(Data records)

· · ·

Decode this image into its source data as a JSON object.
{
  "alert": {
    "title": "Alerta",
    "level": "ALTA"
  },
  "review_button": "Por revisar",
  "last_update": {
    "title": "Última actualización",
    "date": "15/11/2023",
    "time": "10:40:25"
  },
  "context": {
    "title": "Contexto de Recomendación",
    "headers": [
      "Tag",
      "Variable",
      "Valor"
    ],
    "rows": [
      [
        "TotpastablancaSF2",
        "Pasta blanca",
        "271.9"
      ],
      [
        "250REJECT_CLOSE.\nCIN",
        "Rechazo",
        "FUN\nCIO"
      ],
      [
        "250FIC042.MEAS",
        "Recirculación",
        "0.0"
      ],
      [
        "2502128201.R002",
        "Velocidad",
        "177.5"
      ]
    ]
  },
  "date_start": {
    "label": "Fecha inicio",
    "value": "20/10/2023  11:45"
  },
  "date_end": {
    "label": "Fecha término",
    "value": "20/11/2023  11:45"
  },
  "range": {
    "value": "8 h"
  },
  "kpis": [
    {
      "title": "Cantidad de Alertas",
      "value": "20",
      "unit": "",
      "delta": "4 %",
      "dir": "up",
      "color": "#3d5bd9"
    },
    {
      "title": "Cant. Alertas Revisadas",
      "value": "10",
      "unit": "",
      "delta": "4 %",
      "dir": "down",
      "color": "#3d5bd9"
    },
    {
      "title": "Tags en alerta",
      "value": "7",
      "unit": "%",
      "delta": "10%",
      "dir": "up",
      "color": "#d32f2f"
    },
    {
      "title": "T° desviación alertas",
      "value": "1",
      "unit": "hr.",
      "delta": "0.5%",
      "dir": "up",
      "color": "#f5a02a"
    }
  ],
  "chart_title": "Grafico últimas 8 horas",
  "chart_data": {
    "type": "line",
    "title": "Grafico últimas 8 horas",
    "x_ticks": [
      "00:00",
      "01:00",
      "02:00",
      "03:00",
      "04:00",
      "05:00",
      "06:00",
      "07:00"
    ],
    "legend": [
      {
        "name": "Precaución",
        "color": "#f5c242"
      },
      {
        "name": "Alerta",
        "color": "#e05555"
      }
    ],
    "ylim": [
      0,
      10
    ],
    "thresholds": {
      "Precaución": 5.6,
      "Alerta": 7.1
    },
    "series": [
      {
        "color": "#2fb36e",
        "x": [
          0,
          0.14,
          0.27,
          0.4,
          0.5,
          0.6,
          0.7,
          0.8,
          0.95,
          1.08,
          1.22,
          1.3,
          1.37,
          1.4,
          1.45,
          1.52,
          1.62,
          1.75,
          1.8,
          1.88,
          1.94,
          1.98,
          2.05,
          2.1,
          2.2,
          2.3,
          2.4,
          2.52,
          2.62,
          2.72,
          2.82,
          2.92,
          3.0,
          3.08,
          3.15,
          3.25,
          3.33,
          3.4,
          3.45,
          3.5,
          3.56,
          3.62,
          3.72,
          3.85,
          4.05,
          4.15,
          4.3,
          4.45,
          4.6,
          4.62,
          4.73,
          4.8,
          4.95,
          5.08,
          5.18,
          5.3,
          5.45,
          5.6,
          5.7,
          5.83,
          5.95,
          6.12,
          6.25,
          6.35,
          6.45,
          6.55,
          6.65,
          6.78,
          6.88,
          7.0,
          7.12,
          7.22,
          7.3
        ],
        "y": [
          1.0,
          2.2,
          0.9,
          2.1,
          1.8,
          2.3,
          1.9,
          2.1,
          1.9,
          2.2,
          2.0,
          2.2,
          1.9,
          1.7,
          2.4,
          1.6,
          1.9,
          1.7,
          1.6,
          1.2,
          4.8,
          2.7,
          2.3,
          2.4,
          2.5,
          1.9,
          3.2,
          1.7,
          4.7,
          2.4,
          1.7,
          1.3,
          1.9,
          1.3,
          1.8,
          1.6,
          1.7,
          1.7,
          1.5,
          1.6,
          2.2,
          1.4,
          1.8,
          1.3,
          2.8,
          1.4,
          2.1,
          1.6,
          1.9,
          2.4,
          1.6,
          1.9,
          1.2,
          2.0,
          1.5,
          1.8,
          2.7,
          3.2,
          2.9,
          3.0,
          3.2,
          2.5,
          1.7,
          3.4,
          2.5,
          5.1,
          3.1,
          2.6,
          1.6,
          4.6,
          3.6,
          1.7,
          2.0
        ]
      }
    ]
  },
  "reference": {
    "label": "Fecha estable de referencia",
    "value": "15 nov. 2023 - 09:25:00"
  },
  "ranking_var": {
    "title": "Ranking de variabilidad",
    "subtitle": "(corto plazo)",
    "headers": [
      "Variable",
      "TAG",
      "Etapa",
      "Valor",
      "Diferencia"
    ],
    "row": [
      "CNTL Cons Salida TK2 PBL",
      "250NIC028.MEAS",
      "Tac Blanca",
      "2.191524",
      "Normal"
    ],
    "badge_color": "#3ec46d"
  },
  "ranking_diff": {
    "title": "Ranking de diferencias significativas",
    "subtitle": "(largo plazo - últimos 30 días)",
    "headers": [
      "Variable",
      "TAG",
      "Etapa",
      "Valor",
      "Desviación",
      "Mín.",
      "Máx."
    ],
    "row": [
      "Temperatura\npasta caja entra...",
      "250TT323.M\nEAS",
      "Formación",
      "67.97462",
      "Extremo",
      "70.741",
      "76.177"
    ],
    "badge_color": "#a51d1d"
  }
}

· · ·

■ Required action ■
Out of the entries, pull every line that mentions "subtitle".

■ Task result ■
    "subtitle": "(corto plazo)",
    "subtitle": "(largo plazo - últimos 30 días)",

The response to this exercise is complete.